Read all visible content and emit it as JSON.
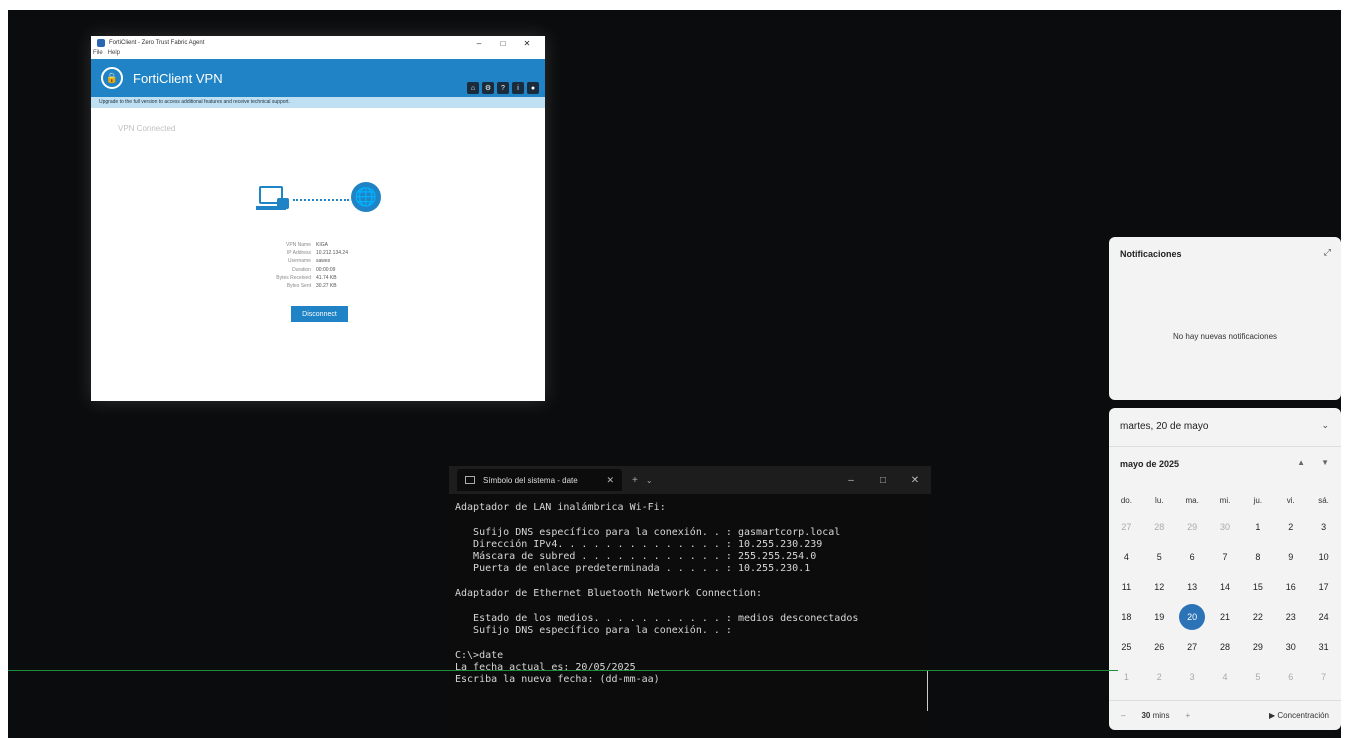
{
  "forticlient": {
    "window_title": "FortiClient - Zero Trust Fabric Agent",
    "menu": [
      "File",
      "Help"
    ],
    "app_name": "FortiClient VPN",
    "banner": "Upgrade to the full version to access additional features and receive technical support.",
    "status": "VPN Connected",
    "info": [
      {
        "label": "VPN Name",
        "value": "KIGA"
      },
      {
        "label": "IP Address",
        "value": "10.212.134.24"
      },
      {
        "label": "Username",
        "value": "sawes"
      },
      {
        "label": "Duration",
        "value": "00:00:09"
      },
      {
        "label": "Bytes Received",
        "value": "41.74 KB"
      },
      {
        "label": "Bytes Sent",
        "value": "30.27 KB"
      }
    ],
    "disconnect_label": "Disconnect"
  },
  "notifications": {
    "title": "Notificaciones",
    "message": "No hay nuevas notificaciones"
  },
  "calendar": {
    "date_header": "martes, 20 de mayo",
    "month_label": "mayo de 2025",
    "weekdays": [
      "do.",
      "lu.",
      "ma.",
      "mi.",
      "ju.",
      "vi.",
      "sá."
    ],
    "weeks": [
      [
        "27",
        "28",
        "29",
        "30",
        "1",
        "2",
        "3"
      ],
      [
        "4",
        "5",
        "6",
        "7",
        "8",
        "9",
        "10"
      ],
      [
        "11",
        "12",
        "13",
        "14",
        "15",
        "16",
        "17"
      ],
      [
        "18",
        "19",
        "20",
        "21",
        "22",
        "23",
        "24"
      ],
      [
        "25",
        "26",
        "27",
        "28",
        "29",
        "30",
        "31"
      ],
      [
        "1",
        "2",
        "3",
        "4",
        "5",
        "6",
        "7"
      ]
    ],
    "today": "20",
    "focus_minutes": "30",
    "focus_unit": "mins",
    "focus_label": "Concentración"
  },
  "terminal": {
    "tab_title": "Símbolo del sistema - date",
    "lines": [
      "Adaptador de LAN inalámbrica Wi-Fi:",
      "",
      "   Sufijo DNS específico para la conexión. . : gasmartcorp.local",
      "   Dirección IPv4. . . . . . . . . . . . . . : 10.255.230.239",
      "   Máscara de subred . . . . . . . . . . . . : 255.255.254.0",
      "   Puerta de enlace predeterminada . . . . . : 10.255.230.1",
      "",
      "Adaptador de Ethernet Bluetooth Network Connection:",
      "",
      "   Estado de los medios. . . . . . . . . . . : medios desconectados",
      "   Sufijo DNS específico para la conexión. . :",
      "",
      "C:\\>date",
      "La fecha actual es: 20/05/2025",
      "Escriba la nueva fecha: (dd-mm-aa)"
    ]
  }
}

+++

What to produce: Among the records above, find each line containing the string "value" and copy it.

Result:
        "value": "KIGA"
        "value": "10.212.134.24"
        "value": "sawes"
        "value": "00:00:09"
        "value": "41.74 KB"
        "value": "30.27 KB"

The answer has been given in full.